[Web page and app entries]
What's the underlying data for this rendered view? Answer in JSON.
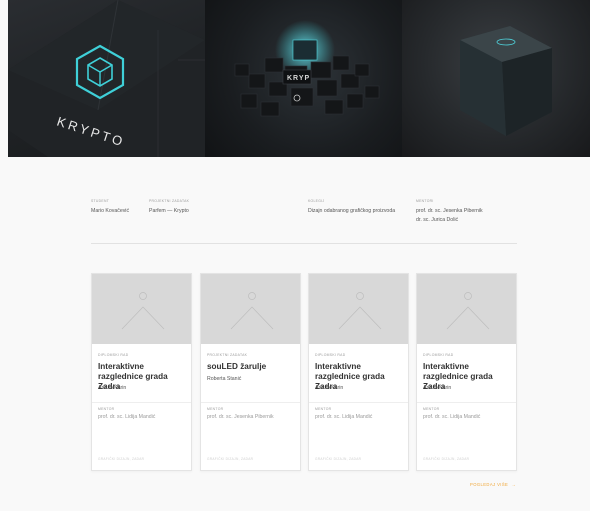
{
  "hero": {
    "panel1_text": "KRYPTO",
    "panel2_text": "KRYP"
  },
  "meta": {
    "student": {
      "label": "STUDENT",
      "value": "Mario Kovačević"
    },
    "assignment": {
      "label": "PROJEKTNI ZADATAK",
      "value": "Parfem — Krypto"
    },
    "course": {
      "label": "KOLEGIJ",
      "value": "Dizajn odabranog grafičkog proizvoda"
    },
    "mentors": {
      "label": "MENTORI",
      "values": [
        "prof. dr. sc. Jesenka Pibernik",
        "dr. sc. Jurica Dolić"
      ]
    }
  },
  "cards": [
    {
      "category": "DIPLOMSKI RAD",
      "title": "Interaktivne razglednice grada Zadra",
      "author": "Ana Beverin",
      "mentor_label": "MENTOR",
      "mentor": "prof. dr. sc. Lidija Mandić",
      "footer": "GRAFIČKI DIZAJN, ZADAR"
    },
    {
      "category": "PROJEKTNI ZADATAK",
      "title": "souLED žarulje",
      "author": "Roberta Stanić",
      "mentor_label": "MENTOR",
      "mentor": "prof. dr. sc. Jesenka Pibernik",
      "footer": "GRAFIČKI DIZAJN, ZADAR"
    },
    {
      "category": "DIPLOMSKI RAD",
      "title": "Interaktivne razglednice grada Zadra",
      "author": "Ana Beverin",
      "mentor_label": "MENTOR",
      "mentor": "prof. dr. sc. Lidija Mandić",
      "footer": "GRAFIČKI DIZAJN, ZADAR"
    },
    {
      "category": "DIPLOMSKI RAD",
      "title": "Interaktivne razglednice grada Zadra",
      "author": "Ana Beverin",
      "mentor_label": "MENTOR",
      "mentor": "prof. dr. sc. Lidija Mandić",
      "footer": "GRAFIČKI DIZAJN, ZADAR"
    }
  ],
  "more_link": "POGLEDAJ VIŠE",
  "colors": {
    "accent": "#f0a83a",
    "glow": "#3fd0d8",
    "placeholder": "#d8d8d8"
  },
  "icons": [
    "image-placeholder-icon",
    "arrow-right-icon",
    "hexagon-cube-logo-icon"
  ]
}
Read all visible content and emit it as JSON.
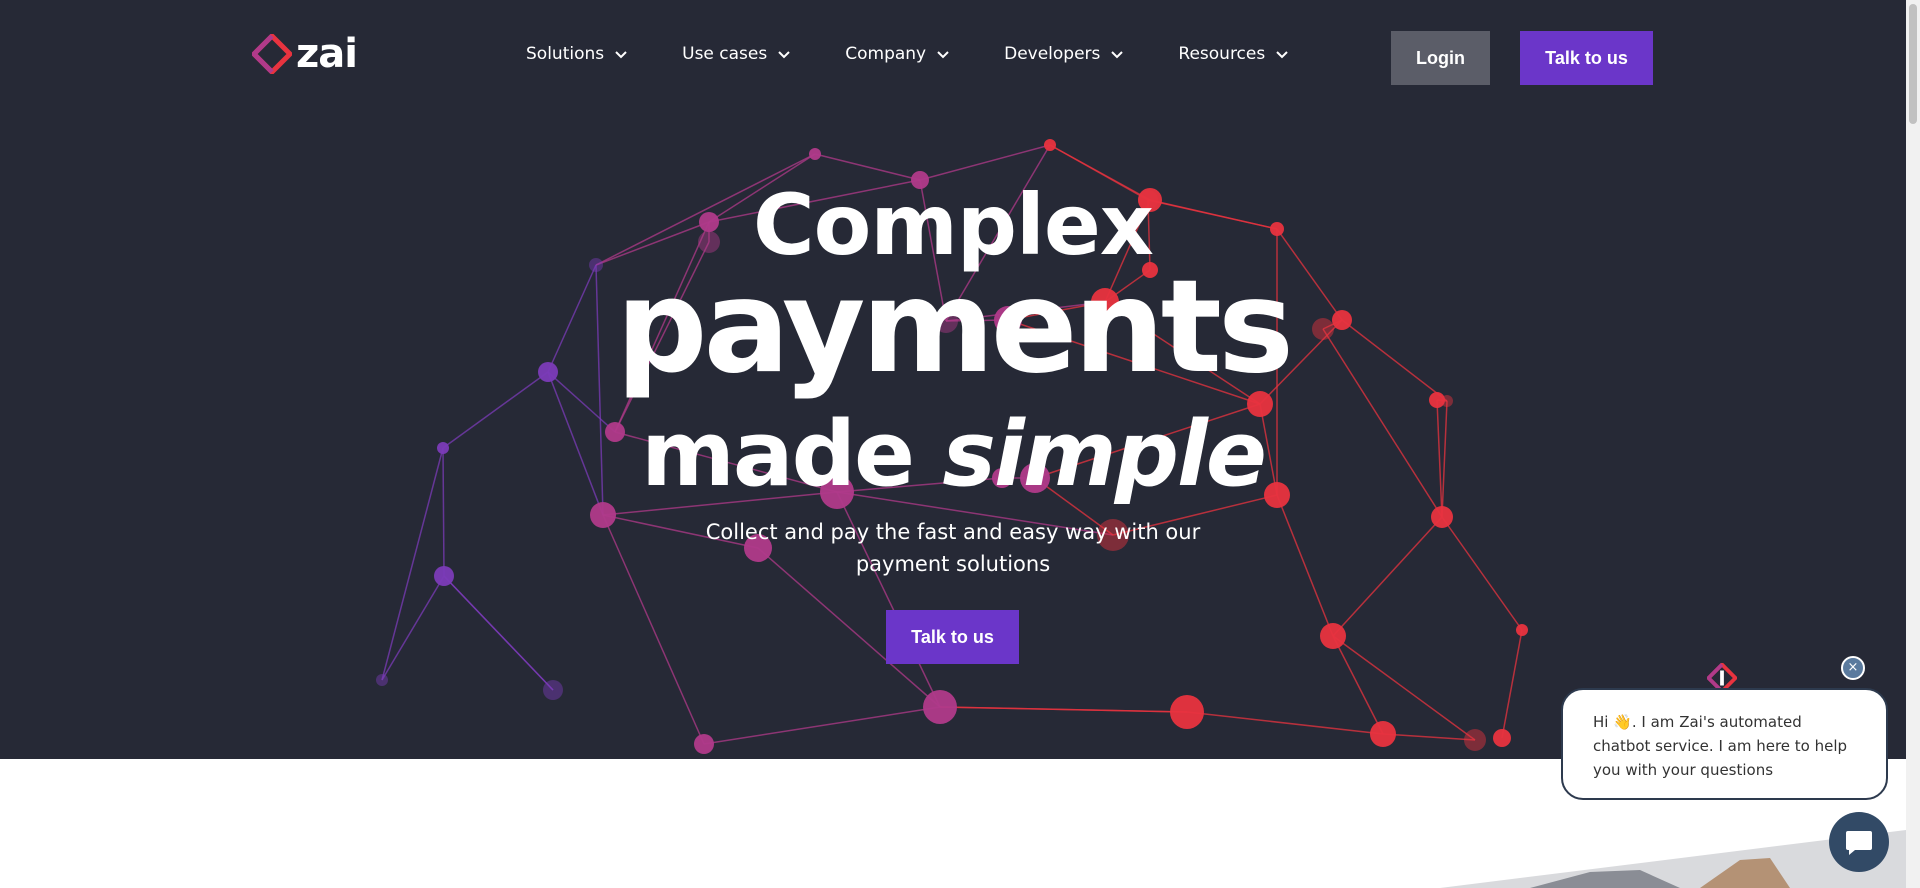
{
  "nav": {
    "logo_text": "zai",
    "menu": [
      {
        "label": "Solutions"
      },
      {
        "label": "Use cases"
      },
      {
        "label": "Company"
      },
      {
        "label": "Developers"
      },
      {
        "label": "Resources"
      }
    ],
    "login_label": "Login",
    "talk_label": "Talk to us"
  },
  "hero": {
    "line1": "Complex",
    "line2": "payments",
    "line3_plain": "made",
    "line3_italic": "simple",
    "subtitle": "Collect and pay the fast and easy way with our payment solutions",
    "cta_label": "Talk to us"
  },
  "chat": {
    "message": "Hi 👋. I am Zai's automated chatbot service. I am here to help you with your questions",
    "close_symbol": "×"
  },
  "colors": {
    "hero_bg": "#262936",
    "brand_purple": "#6b36c9",
    "login_gray": "#5b5d68",
    "sphere_red": "#e8333f",
    "sphere_magenta": "#b03a8a",
    "sphere_violet": "#7b3bb8",
    "chat_navy": "#324a66"
  },
  "icons": {
    "logo": "zai-logo-icon",
    "menu_chevron": "chevron-down-icon",
    "chat_launcher": "chat-bubble-icon",
    "chat_close": "close-icon"
  }
}
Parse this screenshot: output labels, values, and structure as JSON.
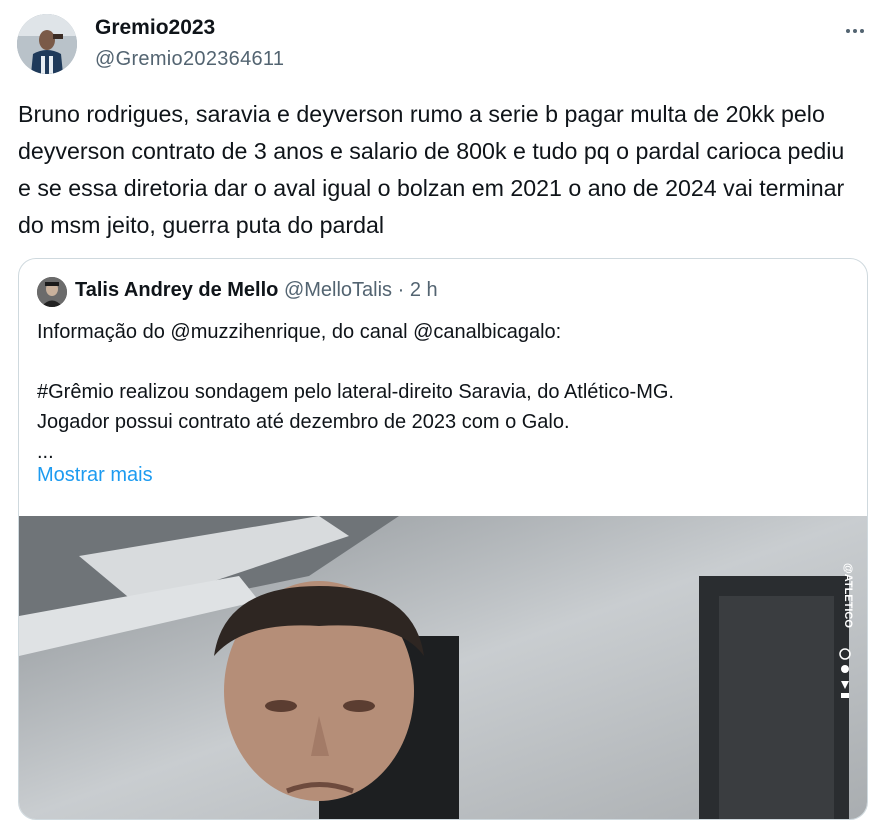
{
  "tweet": {
    "display_name": "Gremio2023",
    "handle": "@Gremio202364611",
    "text": "Bruno rodrigues, saravia e deyverson rumo a serie b pagar multa de 20kk pelo deyverson contrato de 3 anos e salario de 800k e tudo pq o pardal carioca pediu e se essa diretoria dar o aval igual o bolzan em 2021 o ano de 2024 vai terminar do msm jeito, guerra puta do pardal",
    "more_icon": "more-horizontal-icon"
  },
  "quote": {
    "display_name": "Talis Andrey de Mello",
    "handle": "@MelloTalis",
    "separator": "·",
    "time": "2 h",
    "lines": [
      "Informação do @muzzihenrique, do canal @canalbicagalo:",
      "",
      "#Grêmio realizou sondagem pelo lateral-direito Saravia, do Atlético-MG.",
      "Jogador possui contrato até dezembro de 2023 com o Galo.",
      "..."
    ],
    "show_more": "Mostrar mais",
    "watermark": "@ATLETICO"
  },
  "colors": {
    "text": "#0f1419",
    "secondary": "#536471",
    "link": "#1d9bf0",
    "border": "#cfd9de"
  }
}
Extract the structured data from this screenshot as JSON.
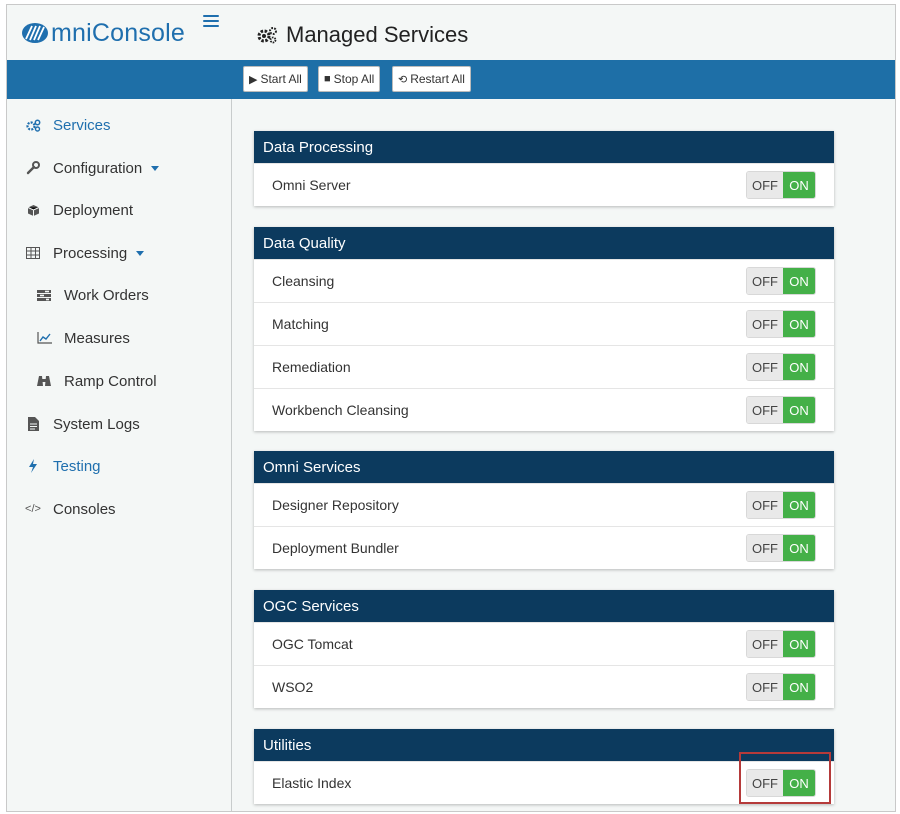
{
  "app": {
    "logo_text": "mniConsole",
    "page_title": "Managed Services"
  },
  "toolbar": {
    "start_all": "Start All",
    "stop_all": "Stop All",
    "restart_all": "Restart All"
  },
  "sidebar": {
    "items": [
      {
        "label": "Services",
        "icon": "cogs-icon",
        "active": true
      },
      {
        "label": "Configuration",
        "icon": "wrench-icon",
        "caret": true
      },
      {
        "label": "Deployment",
        "icon": "cube-icon"
      },
      {
        "label": "Processing",
        "icon": "table-icon",
        "caret": true
      },
      {
        "label": "Work Orders",
        "icon": "tasks-icon",
        "sub": true
      },
      {
        "label": "Measures",
        "icon": "line-chart-icon",
        "sub": true
      },
      {
        "label": "Ramp Control",
        "icon": "binoculars-icon",
        "sub": true
      },
      {
        "label": "System Logs",
        "icon": "file-icon"
      },
      {
        "label": "Testing",
        "icon": "bolt-icon",
        "active": true
      },
      {
        "label": "Consoles",
        "icon": "code-icon"
      }
    ]
  },
  "toggle": {
    "off": "OFF",
    "on": "ON"
  },
  "panels": [
    {
      "title": "Data Processing",
      "rows": [
        "Omni Server"
      ]
    },
    {
      "title": "Data Quality",
      "rows": [
        "Cleansing",
        "Matching",
        "Remediation",
        "Workbench Cleansing"
      ]
    },
    {
      "title": "Omni Services",
      "rows": [
        "Designer Repository",
        "Deployment Bundler"
      ]
    },
    {
      "title": "OGC Services",
      "rows": [
        "OGC Tomcat",
        "WSO2"
      ]
    },
    {
      "title": "Utilities",
      "rows": [
        "Elastic Index"
      ]
    }
  ],
  "colors": {
    "brand": "#1f6fae",
    "band": "#1e6fa7",
    "panel_header": "#0c3a5e",
    "toggle_on": "#44b048",
    "highlight": "#b53a3a"
  }
}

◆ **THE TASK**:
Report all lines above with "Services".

◆ **EXERCISE ANSWER**:
    "page_title": "Managed Services"
        "label": "Services",
      "title": "Omni Services",
      "title": "OGC Services",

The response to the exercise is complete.